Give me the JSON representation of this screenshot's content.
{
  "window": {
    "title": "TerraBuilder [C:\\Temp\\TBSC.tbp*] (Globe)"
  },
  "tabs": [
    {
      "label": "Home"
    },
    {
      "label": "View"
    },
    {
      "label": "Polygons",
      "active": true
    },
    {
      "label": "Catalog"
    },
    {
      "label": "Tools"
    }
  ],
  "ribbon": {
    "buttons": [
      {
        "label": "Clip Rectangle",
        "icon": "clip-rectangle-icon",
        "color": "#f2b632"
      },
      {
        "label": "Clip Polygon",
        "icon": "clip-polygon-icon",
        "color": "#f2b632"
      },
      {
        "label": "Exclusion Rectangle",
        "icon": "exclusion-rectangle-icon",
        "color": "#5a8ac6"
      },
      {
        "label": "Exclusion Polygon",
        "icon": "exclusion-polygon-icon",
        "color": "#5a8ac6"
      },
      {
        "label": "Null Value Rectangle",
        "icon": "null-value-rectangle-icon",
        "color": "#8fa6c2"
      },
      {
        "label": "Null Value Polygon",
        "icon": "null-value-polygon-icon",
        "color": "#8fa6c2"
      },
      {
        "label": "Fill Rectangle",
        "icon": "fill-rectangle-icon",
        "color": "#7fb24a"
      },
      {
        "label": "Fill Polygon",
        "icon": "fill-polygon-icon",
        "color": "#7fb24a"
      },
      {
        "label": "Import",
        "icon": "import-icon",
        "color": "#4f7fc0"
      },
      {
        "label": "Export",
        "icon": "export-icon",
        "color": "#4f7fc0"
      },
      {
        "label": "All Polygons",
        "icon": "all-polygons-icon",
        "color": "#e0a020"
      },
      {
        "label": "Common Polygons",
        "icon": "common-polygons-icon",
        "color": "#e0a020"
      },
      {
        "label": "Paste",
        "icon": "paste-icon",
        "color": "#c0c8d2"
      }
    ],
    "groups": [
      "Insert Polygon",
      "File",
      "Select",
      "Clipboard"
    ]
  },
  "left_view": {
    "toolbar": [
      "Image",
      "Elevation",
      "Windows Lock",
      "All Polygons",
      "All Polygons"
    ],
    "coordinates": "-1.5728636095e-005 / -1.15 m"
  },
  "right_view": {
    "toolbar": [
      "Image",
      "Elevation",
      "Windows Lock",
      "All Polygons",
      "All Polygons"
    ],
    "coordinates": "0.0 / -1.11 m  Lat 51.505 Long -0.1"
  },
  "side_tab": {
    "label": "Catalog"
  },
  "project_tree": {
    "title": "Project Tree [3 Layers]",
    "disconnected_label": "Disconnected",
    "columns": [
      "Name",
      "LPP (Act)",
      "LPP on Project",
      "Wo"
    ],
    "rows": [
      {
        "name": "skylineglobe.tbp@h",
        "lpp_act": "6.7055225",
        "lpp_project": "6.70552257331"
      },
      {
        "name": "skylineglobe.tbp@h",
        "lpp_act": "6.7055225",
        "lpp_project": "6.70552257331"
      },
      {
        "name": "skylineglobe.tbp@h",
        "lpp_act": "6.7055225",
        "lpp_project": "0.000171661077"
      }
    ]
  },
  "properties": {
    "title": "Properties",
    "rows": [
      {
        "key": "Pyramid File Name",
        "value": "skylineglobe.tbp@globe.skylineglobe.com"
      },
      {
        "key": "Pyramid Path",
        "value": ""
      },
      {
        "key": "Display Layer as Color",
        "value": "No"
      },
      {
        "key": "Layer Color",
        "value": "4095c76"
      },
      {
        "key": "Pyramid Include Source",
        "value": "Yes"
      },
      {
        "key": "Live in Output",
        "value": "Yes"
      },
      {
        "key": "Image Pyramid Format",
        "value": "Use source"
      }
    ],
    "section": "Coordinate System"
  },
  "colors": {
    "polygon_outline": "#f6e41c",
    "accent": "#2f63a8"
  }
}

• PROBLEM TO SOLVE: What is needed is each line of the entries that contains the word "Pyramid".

• EXERCISE SOLUTION:
        "key": "Pyramid File Name",
        "key": "Pyramid Path",
        "key": "Pyramid Include Source",
        "key": "Image Pyramid Format",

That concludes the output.